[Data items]
+===+
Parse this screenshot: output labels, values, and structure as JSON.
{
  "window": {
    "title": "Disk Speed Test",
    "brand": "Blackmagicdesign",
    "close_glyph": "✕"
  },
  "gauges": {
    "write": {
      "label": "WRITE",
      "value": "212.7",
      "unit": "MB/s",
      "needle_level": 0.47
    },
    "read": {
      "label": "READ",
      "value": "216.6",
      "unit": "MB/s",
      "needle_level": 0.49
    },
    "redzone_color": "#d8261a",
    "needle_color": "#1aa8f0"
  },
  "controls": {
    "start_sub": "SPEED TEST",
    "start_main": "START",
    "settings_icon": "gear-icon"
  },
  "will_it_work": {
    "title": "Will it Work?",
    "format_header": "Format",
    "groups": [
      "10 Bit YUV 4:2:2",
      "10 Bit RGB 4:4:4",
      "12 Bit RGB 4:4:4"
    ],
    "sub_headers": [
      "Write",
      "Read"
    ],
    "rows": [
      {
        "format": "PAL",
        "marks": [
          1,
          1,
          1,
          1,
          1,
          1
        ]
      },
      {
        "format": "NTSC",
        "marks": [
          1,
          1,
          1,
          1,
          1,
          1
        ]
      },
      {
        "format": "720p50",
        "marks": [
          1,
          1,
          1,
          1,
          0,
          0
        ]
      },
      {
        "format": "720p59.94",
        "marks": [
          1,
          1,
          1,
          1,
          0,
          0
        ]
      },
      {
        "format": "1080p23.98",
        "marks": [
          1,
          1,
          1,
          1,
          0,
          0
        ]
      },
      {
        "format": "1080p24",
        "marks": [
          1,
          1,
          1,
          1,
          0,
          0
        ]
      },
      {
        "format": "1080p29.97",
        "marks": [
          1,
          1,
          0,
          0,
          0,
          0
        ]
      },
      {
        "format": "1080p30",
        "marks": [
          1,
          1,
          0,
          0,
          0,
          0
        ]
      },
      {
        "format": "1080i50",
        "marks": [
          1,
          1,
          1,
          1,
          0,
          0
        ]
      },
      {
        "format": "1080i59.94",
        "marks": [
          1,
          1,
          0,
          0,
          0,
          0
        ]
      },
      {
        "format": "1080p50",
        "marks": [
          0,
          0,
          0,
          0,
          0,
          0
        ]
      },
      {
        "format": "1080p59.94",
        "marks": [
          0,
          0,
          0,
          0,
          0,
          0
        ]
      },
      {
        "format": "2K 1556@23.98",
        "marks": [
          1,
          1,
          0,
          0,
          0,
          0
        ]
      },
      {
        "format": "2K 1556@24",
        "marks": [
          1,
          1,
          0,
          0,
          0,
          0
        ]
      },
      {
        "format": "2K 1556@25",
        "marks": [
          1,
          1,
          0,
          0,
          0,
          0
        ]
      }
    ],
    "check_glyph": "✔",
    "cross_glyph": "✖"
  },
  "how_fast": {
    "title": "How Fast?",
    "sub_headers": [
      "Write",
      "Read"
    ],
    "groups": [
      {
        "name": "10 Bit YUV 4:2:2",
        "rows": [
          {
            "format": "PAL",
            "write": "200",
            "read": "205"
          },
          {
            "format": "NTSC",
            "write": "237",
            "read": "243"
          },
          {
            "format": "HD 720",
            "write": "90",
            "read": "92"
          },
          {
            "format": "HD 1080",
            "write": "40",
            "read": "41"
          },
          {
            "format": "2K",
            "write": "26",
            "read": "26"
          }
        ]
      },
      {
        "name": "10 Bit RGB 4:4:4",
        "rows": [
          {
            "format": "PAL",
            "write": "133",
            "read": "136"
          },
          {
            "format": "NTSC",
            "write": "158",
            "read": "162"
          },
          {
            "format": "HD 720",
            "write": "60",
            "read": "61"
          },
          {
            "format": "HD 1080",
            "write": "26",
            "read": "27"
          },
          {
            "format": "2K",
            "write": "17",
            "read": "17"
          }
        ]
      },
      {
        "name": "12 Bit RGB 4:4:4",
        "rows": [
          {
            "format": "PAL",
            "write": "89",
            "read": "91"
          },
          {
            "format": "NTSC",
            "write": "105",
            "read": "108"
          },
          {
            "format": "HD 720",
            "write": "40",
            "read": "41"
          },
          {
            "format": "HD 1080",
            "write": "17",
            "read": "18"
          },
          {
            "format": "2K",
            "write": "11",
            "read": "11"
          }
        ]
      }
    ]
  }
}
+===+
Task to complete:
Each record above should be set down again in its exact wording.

Written answer:
Parse this screenshot: output labels, values, and structure as JSON.
{
  "window": {
    "title": "Disk Speed Test",
    "brand": "Blackmagicdesign",
    "close_glyph": "✕"
  },
  "gauges": {
    "write": {
      "label": "WRITE",
      "value": "212.7",
      "unit": "MB/s",
      "needle_level": 0.47
    },
    "read": {
      "label": "READ",
      "value": "216.6",
      "unit": "MB/s",
      "needle_level": 0.49
    },
    "redzone_color": "#d8261a",
    "needle_color": "#1aa8f0"
  },
  "controls": {
    "start_sub": "SPEED TEST",
    "start_main": "START",
    "settings_icon": "gear-icon"
  },
  "will_it_work": {
    "title": "Will it Work?",
    "format_header": "Format",
    "groups": [
      "10 Bit YUV 4:2:2",
      "10 Bit RGB 4:4:4",
      "12 Bit RGB 4:4:4"
    ],
    "sub_headers": [
      "Write",
      "Read"
    ],
    "rows": [
      {
        "format": "PAL",
        "marks": [
          1,
          1,
          1,
          1,
          1,
          1
        ]
      },
      {
        "format": "NTSC",
        "marks": [
          1,
          1,
          1,
          1,
          1,
          1
        ]
      },
      {
        "format": "720p50",
        "marks": [
          1,
          1,
          1,
          1,
          0,
          0
        ]
      },
      {
        "format": "720p59.94",
        "marks": [
          1,
          1,
          1,
          1,
          0,
          0
        ]
      },
      {
        "format": "1080p23.98",
        "marks": [
          1,
          1,
          1,
          1,
          0,
          0
        ]
      },
      {
        "format": "1080p24",
        "marks": [
          1,
          1,
          1,
          1,
          0,
          0
        ]
      },
      {
        "format": "1080p29.97",
        "marks": [
          1,
          1,
          0,
          0,
          0,
          0
        ]
      },
      {
        "format": "1080p30",
        "marks": [
          1,
          1,
          0,
          0,
          0,
          0
        ]
      },
      {
        "format": "1080i50",
        "marks": [
          1,
          1,
          1,
          1,
          0,
          0
        ]
      },
      {
        "format": "1080i59.94",
        "marks": [
          1,
          1,
          0,
          0,
          0,
          0
        ]
      },
      {
        "format": "1080p50",
        "marks": [
          0,
          0,
          0,
          0,
          0,
          0
        ]
      },
      {
        "format": "1080p59.94",
        "marks": [
          0,
          0,
          0,
          0,
          0,
          0
        ]
      },
      {
        "format": "2K 1556@23.98",
        "marks": [
          1,
          1,
          0,
          0,
          0,
          0
        ]
      },
      {
        "format": "2K 1556@24",
        "marks": [
          1,
          1,
          0,
          0,
          0,
          0
        ]
      },
      {
        "format": "2K 1556@25",
        "marks": [
          1,
          1,
          0,
          0,
          0,
          0
        ]
      }
    ],
    "check_glyph": "✔",
    "cross_glyph": "✖"
  },
  "how_fast": {
    "title": "How Fast?",
    "sub_headers": [
      "Write",
      "Read"
    ],
    "groups": [
      {
        "name": "10 Bit YUV 4:2:2",
        "rows": [
          {
            "format": "PAL",
            "write": "200",
            "read": "205"
          },
          {
            "format": "NTSC",
            "write": "237",
            "read": "243"
          },
          {
            "format": "HD 720",
            "write": "90",
            "read": "92"
          },
          {
            "format": "HD 1080",
            "write": "40",
            "read": "41"
          },
          {
            "format": "2K",
            "write": "26",
            "read": "26"
          }
        ]
      },
      {
        "name": "10 Bit RGB 4:4:4",
        "rows": [
          {
            "format": "PAL",
            "write": "133",
            "read": "136"
          },
          {
            "format": "NTSC",
            "write": "158",
            "read": "162"
          },
          {
            "format": "HD 720",
            "write": "60",
            "read": "61"
          },
          {
            "format": "HD 1080",
            "write": "26",
            "read": "27"
          },
          {
            "format": "2K",
            "write": "17",
            "read": "17"
          }
        ]
      },
      {
        "name": "12 Bit RGB 4:4:4",
        "rows": [
          {
            "format": "PAL",
            "write": "89",
            "read": "91"
          },
          {
            "format": "NTSC",
            "write": "105",
            "read": "108"
          },
          {
            "format": "HD 720",
            "write": "40",
            "read": "41"
          },
          {
            "format": "HD 1080",
            "write": "17",
            "read": "18"
          },
          {
            "format": "2K",
            "write": "11",
            "read": "11"
          }
        ]
      }
    ]
  }
}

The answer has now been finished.